___ EXTRACTED INFORMATION
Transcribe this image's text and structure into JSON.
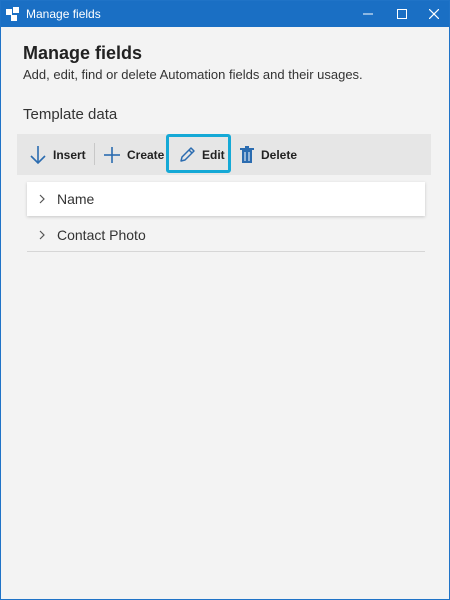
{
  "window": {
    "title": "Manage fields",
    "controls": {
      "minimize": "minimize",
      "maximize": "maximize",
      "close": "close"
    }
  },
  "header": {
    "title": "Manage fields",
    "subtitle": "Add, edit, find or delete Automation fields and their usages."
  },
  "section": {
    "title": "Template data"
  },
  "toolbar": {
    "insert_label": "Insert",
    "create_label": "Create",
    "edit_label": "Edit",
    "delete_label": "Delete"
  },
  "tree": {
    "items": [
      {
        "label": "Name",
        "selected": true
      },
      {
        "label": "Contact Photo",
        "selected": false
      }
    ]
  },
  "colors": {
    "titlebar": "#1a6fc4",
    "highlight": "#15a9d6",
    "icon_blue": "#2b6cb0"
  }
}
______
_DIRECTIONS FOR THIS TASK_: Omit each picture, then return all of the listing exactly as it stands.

_ANSWER AREA_:
Transcribe this image's text and structure into JSON.
{
  "window": {
    "title": "Manage fields",
    "controls": {
      "minimize": "minimize",
      "maximize": "maximize",
      "close": "close"
    }
  },
  "header": {
    "title": "Manage fields",
    "subtitle": "Add, edit, find or delete Automation fields and their usages."
  },
  "section": {
    "title": "Template data"
  },
  "toolbar": {
    "insert_label": "Insert",
    "create_label": "Create",
    "edit_label": "Edit",
    "delete_label": "Delete"
  },
  "tree": {
    "items": [
      {
        "label": "Name",
        "selected": true
      },
      {
        "label": "Contact Photo",
        "selected": false
      }
    ]
  },
  "colors": {
    "titlebar": "#1a6fc4",
    "highlight": "#15a9d6",
    "icon_blue": "#2b6cb0"
  }
}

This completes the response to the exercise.